And betting on one potential winner: Ericsson
And it is in the communications equipment sub-sector that I find my "favorite loser". Ericsson , down 4.1% last week, has been recognized by rival Nokia (NYSE:NOK) as one of only three radio and core networking players to have real scale to compete at a global level. Although ERIC has recently revised its total addressable market growth forecast down to only 2% to 4%, the company's stated focus on cloud services, IP networking, TV and media equipment, and carrier OSS/BSS software might send ERIC down a more prosperous path. A consensus EPS growth of nearly 7% in 2017, not too bad for a well-established equipment provider, seems to corroborate. The company's plan to generate up to 25% of its revenues from non-carrier clients by 2020, up from 10% in 2014, is also great news to me.

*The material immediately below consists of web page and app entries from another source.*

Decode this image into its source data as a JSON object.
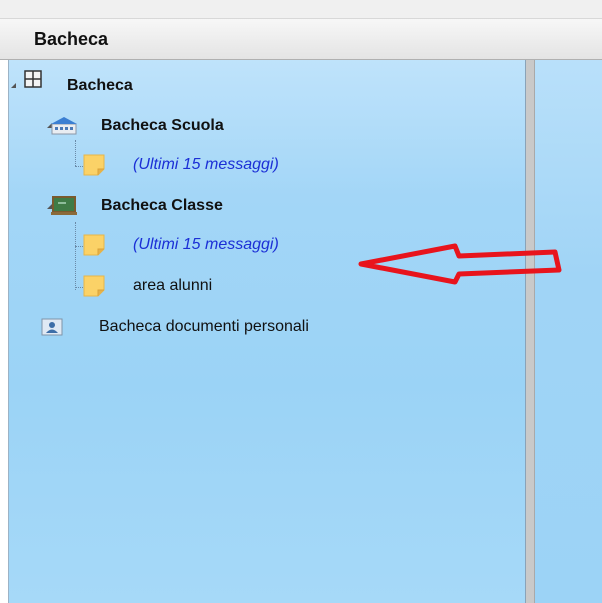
{
  "header": {
    "title": "Bacheca"
  },
  "tree": {
    "root": {
      "label": "Bacheca",
      "icon": "grid-icon"
    },
    "scuola": {
      "label": "Bacheca Scuola",
      "icon": "school-building-icon",
      "children": [
        {
          "label": "(Ultimi 15 messaggi)",
          "icon": "sticky-note-icon"
        }
      ]
    },
    "classe": {
      "label": "Bacheca Classe",
      "icon": "blackboard-icon",
      "children": [
        {
          "label": "(Ultimi 15 messaggi)",
          "icon": "sticky-note-icon"
        },
        {
          "label": "area alunni",
          "icon": "sticky-note-icon"
        }
      ]
    },
    "documenti": {
      "label": "Bacheca documenti personali",
      "icon": "user-card-icon"
    }
  },
  "annotation": {
    "icon": "red-arrow-icon",
    "color": "#e8141c"
  },
  "colors": {
    "link": "#1b2fd6",
    "pane": "#9fd4f6"
  }
}
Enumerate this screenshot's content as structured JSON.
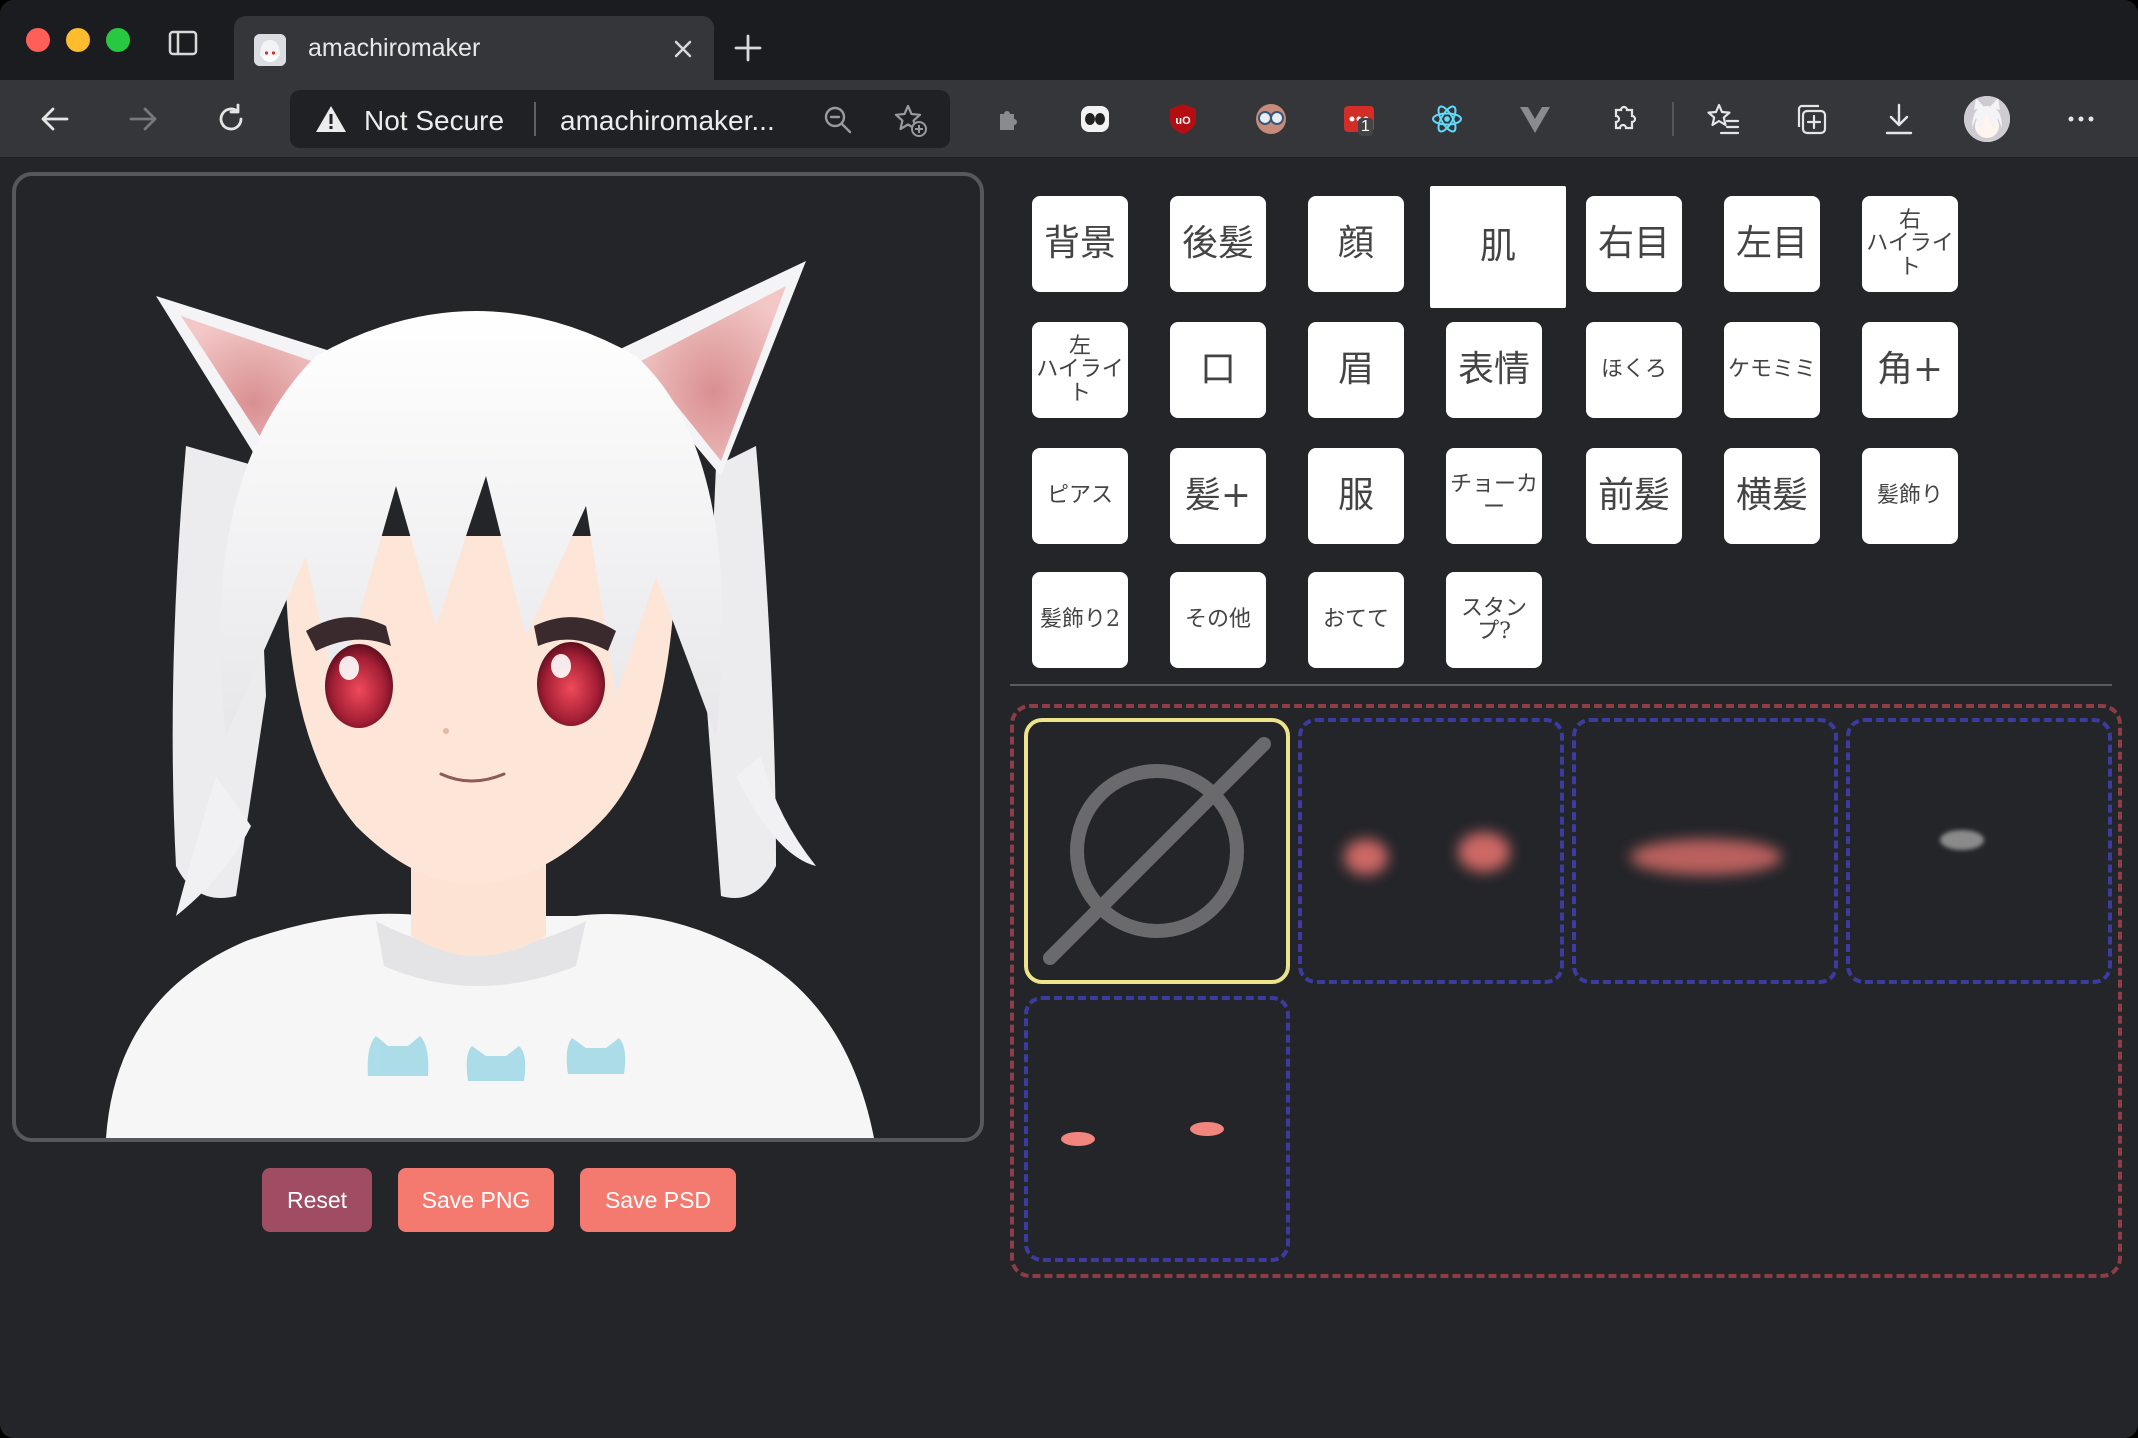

ERIC is trading at a forward P/E of only 12.7x, while it pays a generous dividend of 4.5%. The stock has unfortunately run away a bit recently, up 14% since February 11th. But I believe it is not too late to take a closer look at this interesting value play and jump in while the stock is still attractively priced.
Disclosure: I/we have no positions in any stocks mentioned, and no plans to initiate any positions within the next 72 hours.
I wrote this article myself, and it expresses my own opinions. I am not receiving compensation for it (other than from Seeking Alpha). I have no business relationship with any company whose stock is mentioned in this article.
Editor's Note: This article discusses one or more securities that do not trade on a major U.S. exchange. Please be aware of the risks associated with these stocks.